INDIANAPOLIS (AP) — An emergency plan outlining what to do if severe weather
threatens the Indiana State Fair takes up a single page and does not mention
the potential for evacuations. Most of the guidelines suggest language for
PA announcements and offer common-sense advice about seeking shelter.
After high winds toppled a huge outdoor stage, killing five people and
injuring at least four dozen, questions about whether the fair did enough to
anticipate a storm have loomed over the event. Some fairs hire their own
meteorologists for just such a scenario.
The Indiana fair’s one-page plan has nine bullet points. Two of them quote
specific wording for announcements to be made when severe weather moves in
and when the all-clear is sounded. Others say people should move away from
tents into buildings, but do not say which ones.
The remaining points give generic recommendations comparable to the advice
provided by TV forecasters or public-service announcements — “remain alert
to worsening conditions” and keep away from windows.
State fair spokesman Andy Klotz confirmed Tuesday that the one-page
statement is the event’s severe weather policy but declined to elaborate.
While the page is only part of an overall emergency plan, it’s far less
specific than the policies of some other state fairs and outdoor venues,
some of which have iron-clad rules about weather and stage construction.
Managers of the Bonnaroo music festival, which draws 80,000 people every
June to Manchester, Tenn., ask engineers to review and approve on-stage
sound and lighting equipment.
At the Nebraska State Fair, national acts perform in the Heartland Event
Center, a 7,000-seat indoor arena. Local acts perform on outdoor stages that
are made of welded steel columns with wood flooring.
And in Texas, the state fair’s main stage has 54,000 pounds of concrete to
help hold scaffolding, drapes, banners and other heavy equipment in place.
Texas fair spokeswoman Sue Gooding said the structure can withstand winds of
68 mph. When winds reach 30 mph, the public-address system and drapes are
taken down. If winds reach 40 mph, concerts are canceled and midway rides
Texas also contracts with private forecasters to monitor the weather.
Rick Tobin, president of Texas-based TAO Emergency Management Consulting,
said such specific weather-related “triggers” were a good idea.
“These charts are very brief, very specific and are non-negotiable,” Tobin
said in an email. “Once a fair agrees to them, they must be acted on without
The plan for the Indiana fair was drawn up by state police and approved by
fair officials. Before the fair opened, the procedures were circulated to
local emergency management officials at a briefing that included
Indianapolis police and fire officials, according to an emergency management
official who reviewed the plan.

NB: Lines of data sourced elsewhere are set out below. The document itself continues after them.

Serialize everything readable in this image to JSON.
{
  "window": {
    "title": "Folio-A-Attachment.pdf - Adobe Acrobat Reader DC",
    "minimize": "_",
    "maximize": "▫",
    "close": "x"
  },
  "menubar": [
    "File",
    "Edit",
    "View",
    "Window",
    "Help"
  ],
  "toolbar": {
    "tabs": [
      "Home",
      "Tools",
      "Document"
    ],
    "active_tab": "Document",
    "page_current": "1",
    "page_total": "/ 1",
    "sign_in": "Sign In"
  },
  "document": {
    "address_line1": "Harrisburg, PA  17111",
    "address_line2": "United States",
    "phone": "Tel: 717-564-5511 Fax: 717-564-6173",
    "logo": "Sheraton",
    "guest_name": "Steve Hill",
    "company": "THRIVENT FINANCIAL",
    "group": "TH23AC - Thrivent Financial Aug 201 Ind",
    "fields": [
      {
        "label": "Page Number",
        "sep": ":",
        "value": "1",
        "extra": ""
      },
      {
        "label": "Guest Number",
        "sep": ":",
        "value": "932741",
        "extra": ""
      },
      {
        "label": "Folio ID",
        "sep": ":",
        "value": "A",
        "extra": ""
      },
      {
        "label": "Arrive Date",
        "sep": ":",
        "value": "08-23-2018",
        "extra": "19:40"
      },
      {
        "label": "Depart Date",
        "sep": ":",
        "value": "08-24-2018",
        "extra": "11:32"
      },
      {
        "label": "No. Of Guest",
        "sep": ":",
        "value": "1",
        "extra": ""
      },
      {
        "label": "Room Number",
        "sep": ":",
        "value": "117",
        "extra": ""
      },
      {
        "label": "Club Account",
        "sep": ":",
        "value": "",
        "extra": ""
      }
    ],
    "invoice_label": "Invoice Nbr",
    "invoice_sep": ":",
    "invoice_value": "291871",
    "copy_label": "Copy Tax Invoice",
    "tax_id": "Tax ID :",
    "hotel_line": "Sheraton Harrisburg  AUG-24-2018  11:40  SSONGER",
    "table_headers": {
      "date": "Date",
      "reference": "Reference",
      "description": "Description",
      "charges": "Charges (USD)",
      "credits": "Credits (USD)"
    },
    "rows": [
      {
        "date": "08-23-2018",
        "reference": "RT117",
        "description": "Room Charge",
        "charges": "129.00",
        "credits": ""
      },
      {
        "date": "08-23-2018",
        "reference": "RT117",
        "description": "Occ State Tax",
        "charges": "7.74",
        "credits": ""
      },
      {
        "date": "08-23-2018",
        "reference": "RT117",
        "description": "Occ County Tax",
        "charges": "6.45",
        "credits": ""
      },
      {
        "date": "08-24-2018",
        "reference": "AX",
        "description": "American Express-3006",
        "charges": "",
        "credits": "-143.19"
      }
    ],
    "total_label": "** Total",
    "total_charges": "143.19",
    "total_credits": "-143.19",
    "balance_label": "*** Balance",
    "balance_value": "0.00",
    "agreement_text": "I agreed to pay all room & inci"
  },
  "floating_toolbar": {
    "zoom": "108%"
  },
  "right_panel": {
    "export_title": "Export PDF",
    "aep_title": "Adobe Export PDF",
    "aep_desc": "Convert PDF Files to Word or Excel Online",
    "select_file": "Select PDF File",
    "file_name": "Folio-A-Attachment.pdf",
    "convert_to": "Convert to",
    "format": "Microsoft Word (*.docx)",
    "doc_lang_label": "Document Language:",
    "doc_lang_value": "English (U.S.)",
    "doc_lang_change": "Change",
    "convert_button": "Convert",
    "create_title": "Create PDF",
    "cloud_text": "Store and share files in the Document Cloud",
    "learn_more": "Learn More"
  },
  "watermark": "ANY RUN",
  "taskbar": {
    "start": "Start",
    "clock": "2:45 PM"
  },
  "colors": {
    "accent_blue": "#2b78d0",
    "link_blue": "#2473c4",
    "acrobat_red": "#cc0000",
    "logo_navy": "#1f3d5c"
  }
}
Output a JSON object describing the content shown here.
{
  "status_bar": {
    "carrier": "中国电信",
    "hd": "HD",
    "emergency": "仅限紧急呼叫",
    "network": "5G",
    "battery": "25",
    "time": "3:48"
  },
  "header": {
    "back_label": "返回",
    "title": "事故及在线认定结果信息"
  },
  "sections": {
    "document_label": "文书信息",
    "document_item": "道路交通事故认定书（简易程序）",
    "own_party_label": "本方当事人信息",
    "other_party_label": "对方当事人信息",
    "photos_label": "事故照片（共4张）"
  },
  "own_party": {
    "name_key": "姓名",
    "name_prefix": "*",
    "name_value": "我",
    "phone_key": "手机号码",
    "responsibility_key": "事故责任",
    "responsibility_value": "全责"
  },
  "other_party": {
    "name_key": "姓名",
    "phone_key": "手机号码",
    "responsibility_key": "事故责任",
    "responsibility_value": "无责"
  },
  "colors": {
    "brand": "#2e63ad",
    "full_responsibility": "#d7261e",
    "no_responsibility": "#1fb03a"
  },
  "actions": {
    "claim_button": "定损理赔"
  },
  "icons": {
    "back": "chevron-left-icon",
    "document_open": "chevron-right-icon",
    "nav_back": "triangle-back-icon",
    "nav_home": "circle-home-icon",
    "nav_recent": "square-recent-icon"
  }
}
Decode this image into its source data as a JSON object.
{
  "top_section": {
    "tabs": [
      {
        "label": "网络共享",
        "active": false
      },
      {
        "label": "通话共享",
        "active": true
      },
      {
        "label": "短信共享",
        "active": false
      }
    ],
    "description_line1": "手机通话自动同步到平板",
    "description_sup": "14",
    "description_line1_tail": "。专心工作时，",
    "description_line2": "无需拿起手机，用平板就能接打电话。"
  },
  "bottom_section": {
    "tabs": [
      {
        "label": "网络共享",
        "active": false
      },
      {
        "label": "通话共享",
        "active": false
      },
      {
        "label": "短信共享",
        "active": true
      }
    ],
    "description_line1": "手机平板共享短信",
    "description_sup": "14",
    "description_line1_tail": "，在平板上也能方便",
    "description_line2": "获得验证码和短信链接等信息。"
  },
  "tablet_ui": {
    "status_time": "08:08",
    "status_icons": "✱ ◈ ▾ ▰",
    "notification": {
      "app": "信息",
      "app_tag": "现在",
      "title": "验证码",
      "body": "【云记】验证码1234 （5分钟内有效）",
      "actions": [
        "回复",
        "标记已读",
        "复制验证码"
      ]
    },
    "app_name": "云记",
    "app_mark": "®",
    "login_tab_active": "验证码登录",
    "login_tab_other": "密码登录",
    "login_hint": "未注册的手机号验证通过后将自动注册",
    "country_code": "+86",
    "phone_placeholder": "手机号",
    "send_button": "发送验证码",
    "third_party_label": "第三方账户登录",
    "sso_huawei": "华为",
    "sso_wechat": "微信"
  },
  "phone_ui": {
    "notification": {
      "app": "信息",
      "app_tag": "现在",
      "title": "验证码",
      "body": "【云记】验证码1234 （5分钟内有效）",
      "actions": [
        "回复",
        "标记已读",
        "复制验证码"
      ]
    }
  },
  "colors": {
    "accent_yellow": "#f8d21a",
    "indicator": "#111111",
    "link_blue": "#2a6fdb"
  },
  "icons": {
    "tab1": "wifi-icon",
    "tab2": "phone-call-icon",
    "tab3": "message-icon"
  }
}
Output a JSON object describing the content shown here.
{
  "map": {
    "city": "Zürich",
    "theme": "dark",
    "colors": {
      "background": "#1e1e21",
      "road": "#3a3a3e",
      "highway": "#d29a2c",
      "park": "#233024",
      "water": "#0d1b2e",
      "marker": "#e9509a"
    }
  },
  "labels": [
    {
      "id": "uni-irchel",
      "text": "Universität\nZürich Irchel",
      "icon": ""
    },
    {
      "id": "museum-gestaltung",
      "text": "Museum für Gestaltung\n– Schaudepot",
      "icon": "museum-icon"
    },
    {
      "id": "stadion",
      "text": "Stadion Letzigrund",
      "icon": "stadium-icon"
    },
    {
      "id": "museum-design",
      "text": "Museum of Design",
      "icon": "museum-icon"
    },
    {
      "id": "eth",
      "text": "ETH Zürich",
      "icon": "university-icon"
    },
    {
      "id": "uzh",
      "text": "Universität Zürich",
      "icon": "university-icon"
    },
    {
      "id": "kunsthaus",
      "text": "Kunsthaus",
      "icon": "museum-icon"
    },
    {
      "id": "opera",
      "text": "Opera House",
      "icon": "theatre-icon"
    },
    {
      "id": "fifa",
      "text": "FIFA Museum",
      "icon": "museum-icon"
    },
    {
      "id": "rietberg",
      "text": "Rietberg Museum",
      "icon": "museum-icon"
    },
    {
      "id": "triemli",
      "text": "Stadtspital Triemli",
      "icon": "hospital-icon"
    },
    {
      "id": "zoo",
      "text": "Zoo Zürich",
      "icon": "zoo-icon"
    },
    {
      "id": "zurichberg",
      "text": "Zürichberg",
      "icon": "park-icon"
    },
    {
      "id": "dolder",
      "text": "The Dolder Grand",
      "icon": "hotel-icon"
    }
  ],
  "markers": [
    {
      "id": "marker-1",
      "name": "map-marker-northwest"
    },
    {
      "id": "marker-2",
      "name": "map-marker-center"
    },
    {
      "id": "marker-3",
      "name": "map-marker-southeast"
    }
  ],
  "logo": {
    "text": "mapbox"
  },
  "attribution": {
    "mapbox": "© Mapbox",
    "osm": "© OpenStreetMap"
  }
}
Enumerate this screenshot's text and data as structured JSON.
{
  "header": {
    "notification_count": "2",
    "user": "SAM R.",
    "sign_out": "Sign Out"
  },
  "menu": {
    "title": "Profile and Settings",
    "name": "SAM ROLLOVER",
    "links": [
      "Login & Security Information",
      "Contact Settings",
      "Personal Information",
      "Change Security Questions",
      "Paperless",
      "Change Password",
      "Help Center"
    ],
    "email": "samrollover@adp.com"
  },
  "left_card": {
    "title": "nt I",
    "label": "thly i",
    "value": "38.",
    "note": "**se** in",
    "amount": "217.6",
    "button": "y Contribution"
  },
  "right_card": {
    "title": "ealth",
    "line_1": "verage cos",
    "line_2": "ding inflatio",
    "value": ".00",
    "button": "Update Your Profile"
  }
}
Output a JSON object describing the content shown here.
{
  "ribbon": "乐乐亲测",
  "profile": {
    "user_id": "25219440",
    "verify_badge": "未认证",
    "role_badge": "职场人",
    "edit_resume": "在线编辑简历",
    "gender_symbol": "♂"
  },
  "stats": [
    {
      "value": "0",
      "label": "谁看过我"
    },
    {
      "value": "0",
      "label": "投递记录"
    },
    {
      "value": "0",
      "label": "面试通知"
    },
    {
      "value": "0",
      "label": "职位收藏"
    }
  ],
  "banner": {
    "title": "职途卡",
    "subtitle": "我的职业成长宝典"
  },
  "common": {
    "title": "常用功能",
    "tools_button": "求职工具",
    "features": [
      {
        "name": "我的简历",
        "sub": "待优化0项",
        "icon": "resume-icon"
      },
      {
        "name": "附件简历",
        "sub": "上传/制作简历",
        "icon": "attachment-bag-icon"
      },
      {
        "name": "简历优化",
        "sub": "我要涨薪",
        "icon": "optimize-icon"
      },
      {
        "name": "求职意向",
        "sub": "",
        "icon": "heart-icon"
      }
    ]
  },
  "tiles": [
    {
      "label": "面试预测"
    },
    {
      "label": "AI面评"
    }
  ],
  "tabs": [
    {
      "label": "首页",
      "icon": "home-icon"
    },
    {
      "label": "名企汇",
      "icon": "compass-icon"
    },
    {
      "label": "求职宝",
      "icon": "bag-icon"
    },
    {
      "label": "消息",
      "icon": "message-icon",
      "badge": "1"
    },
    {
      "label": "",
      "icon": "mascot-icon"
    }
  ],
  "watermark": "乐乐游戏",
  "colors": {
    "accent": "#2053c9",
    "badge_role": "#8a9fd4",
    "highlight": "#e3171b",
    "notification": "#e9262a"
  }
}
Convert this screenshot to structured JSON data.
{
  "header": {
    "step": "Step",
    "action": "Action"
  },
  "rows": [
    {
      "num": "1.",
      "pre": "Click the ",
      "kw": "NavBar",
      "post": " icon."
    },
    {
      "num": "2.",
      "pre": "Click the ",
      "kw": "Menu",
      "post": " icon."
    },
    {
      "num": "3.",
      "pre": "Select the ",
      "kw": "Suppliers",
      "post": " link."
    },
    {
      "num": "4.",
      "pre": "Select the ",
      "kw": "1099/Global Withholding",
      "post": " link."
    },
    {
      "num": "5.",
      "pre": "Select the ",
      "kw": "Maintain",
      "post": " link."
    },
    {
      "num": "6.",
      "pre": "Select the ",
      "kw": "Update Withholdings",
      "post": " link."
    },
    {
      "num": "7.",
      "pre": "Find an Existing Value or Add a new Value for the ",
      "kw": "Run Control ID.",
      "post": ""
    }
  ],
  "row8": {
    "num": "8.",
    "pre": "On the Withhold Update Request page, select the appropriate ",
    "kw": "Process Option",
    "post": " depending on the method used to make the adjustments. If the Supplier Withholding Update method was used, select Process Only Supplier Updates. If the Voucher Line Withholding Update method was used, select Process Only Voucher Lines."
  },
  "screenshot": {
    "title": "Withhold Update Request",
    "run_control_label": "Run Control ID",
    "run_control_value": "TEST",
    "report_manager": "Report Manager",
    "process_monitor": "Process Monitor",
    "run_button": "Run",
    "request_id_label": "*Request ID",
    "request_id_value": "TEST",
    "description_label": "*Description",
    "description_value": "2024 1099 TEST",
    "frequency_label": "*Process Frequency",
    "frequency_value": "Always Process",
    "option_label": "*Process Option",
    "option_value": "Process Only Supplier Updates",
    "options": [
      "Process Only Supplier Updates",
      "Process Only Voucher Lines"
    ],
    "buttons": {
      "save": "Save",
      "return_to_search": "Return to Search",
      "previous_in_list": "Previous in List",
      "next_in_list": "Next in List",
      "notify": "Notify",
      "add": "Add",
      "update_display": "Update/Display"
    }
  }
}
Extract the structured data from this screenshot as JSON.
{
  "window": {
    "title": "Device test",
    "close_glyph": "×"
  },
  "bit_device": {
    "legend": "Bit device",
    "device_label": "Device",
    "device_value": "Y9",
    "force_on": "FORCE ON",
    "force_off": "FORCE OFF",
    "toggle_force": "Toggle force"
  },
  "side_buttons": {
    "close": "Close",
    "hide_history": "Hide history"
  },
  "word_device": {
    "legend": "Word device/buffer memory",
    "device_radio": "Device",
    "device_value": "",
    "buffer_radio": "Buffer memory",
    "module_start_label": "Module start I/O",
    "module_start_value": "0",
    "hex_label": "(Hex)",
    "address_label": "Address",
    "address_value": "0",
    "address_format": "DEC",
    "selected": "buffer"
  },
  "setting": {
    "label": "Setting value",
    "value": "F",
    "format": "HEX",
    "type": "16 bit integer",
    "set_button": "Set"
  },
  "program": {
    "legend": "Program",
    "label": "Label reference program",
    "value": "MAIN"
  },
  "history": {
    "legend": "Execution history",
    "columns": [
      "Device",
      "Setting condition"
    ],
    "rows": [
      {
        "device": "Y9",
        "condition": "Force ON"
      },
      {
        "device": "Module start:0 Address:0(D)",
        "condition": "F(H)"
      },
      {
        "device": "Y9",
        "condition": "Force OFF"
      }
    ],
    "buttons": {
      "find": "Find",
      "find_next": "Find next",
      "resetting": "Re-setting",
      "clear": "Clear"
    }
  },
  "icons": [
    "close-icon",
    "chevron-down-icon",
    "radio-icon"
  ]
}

The official spoke on condition of anonymity
because he was not authorized to discuss the issue.
The emergency plan did not list any single person to coordinate decisions on
evacuations, the official said.
Firefighters who had doubts about the plan shared their concerns with Gary
Coons, Indianapolis homeland security director, who contacted state police,
the official said.
Coons said he never criticized anything the state police put together. “We
just extended our hand and said this is what we would do,” Coons said.
Fair officials said they have hired a New York engineering firm to
investigate the accident. The Thornton Tomasetti Inc. firm was involved in a
similar investigation of the 2007 collapse of the Interstate 35 bridge over
the Mississippi River in Minneapolis.
Gov. Mitch Daniels on Tuesday called the state fair’s emergency plan a
“pretty well thought-through policy” but did not elaborate. The governor
also said he may support mandating limited inspections of temporary
structures like the state fair stage, which toppled onto a crowd of
concert-goers awaiting a show by the country duo Sugarland.
It remained unclear Tuesday whether anyone had inspected the stage, or if
anyone was supposed to do so.
The state Department of Homeland Security — which includes the state fire
marshal — said it did not inspect the stage.
In years past, a deputy state fire marshal has done site inspections of the
fair, including its stages.
, said the emergency official who spoke anonymously. He was unsure if an
inspection was conducted this year.
Klotz has said the fair’s executive director and an Indiana state police
captain were headed to the stage to order an evacuation when it collapsed.
Also Tuesday, fair officials said a fund set up for the victims of the stage
collapse has collected thousands of dollars. A tally of donations received
by the State Fair Remembrance Fund was expected within a couple of days.